As a reader of FierceHealthIT, you're probably familiar with social media--the vast, amorphous web communications network including blogs, networks like MySpace and Facebook, and virtual worlds like Second Life. You might even have an ID or two on these networks. But have you considered whether these media play any role in supporting your company's IT efforts? If you're a typical tech type, probably not, but you should.
At the simplest level, you can use project blogs (combined, perhaps, with email updates), to keep people updated on the status of big implementations like an EMR rollout. Sounds like a no-brainer? Sure, but many organizations don't even go that far.
Bear in mind that blogs have many advantages over email blasts to your stakeholders, including: a) people can respond to announcements and debate issues publicly; b) blogs create an easily-accessible history of a project that can be helpful in the future; and c) if your blog is publicly available, you may get suggestions from strangers that help the project along.
If you're mostly interested in pumping out a message, don't forget podcasting and Internet radio. Vendor BlogTalkRadio.com, for example, allows you to create your own call-in radio talk show (supported by commercials from their advertisers, natch), which might be particularly useful if your project is controversial in your organization or within the community. Meanwhile, as far as podcasts are concerned, don't underestimate their value. The research we've reviewed suggests that doctors, for one, frequently download podcasts and listen to them while they exercise or travel.

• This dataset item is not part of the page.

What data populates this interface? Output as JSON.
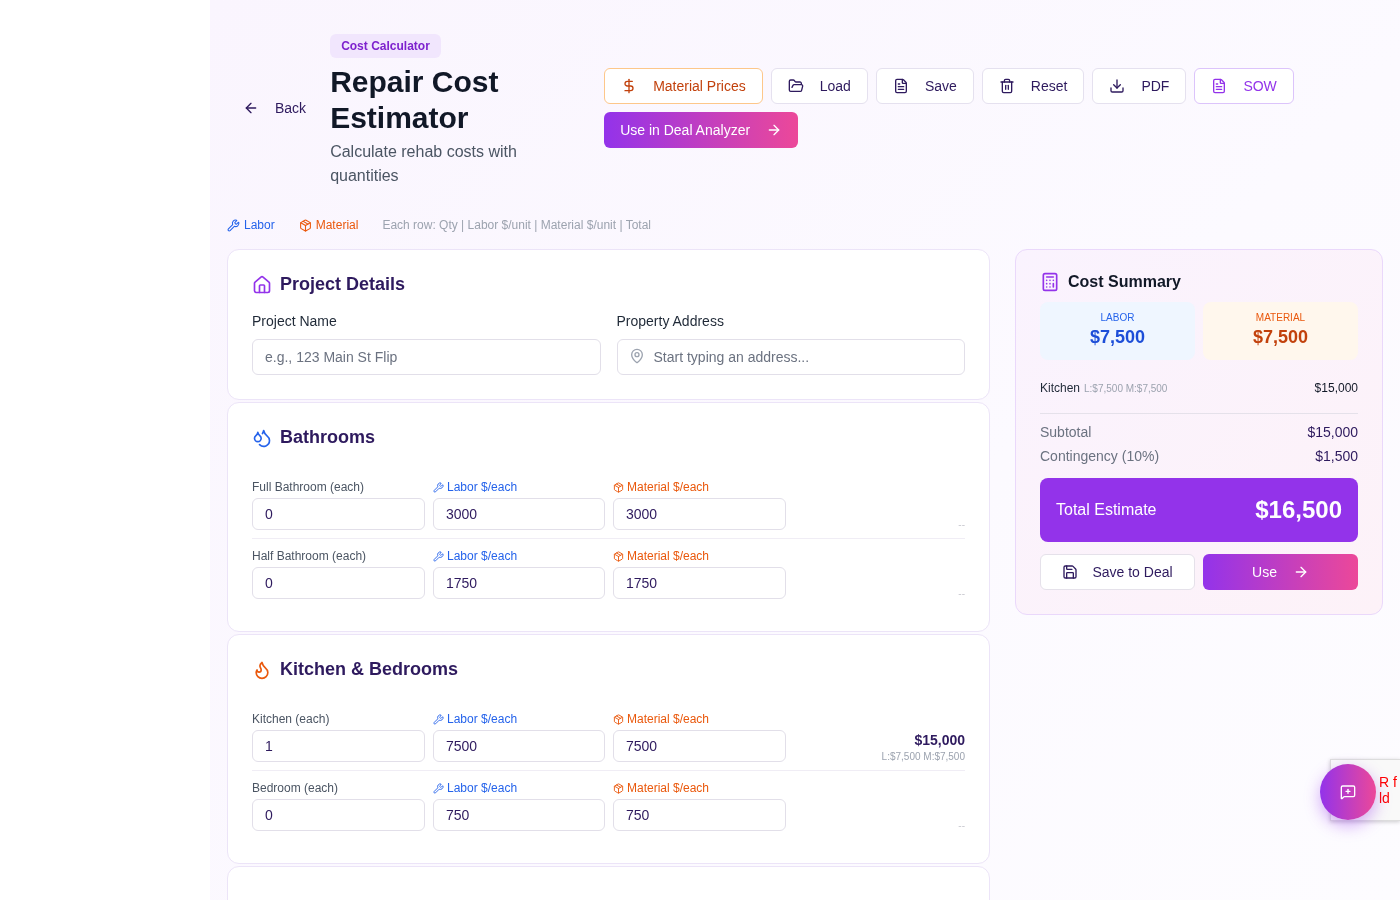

What about Facebook and MySpace? Despite the throngs of gossipy teens hanging around the margins, social media networks like these can also play a role in IT projects. Like blogs, they offer useful mechanisms for dialog and debate, and even more powerfully, allow users to access their "friend" networks to bring in outside wisdom to challenging questions.
Besides, there's now 100-odd vendors out there whose technology offers you the ability to build your own "private-label" social network. If you're rolling out, say, a $200 million clinical information system with a five to seven year timeline, it might be worth creating your own social media network to support it. Hosted externally or in-house, open-source or proprietary, there's probably a social-media network vendor out there to fit your needs these days.
Then, there's the pioneering organizations that are venturing into the virtual world to demo software, model networks or even, in one case, build out a model of an entire hospital before it gets built and let people wander through to test out the layout. For the time being, this is likely to be an unusual approach, but if I were you, I'd keep my eye on developments that might make such experiments easier (and cheaper) to implement.
Of course, there's no substitute for old-fashioned handholding, good planning and face-to-face meetings with key stakeholders to build success for your IT project. But these days, with such powerful, easy-to-use communications tools available, you'd be crazy not to give them some thought. Just get started... it's easier than you think!- Anne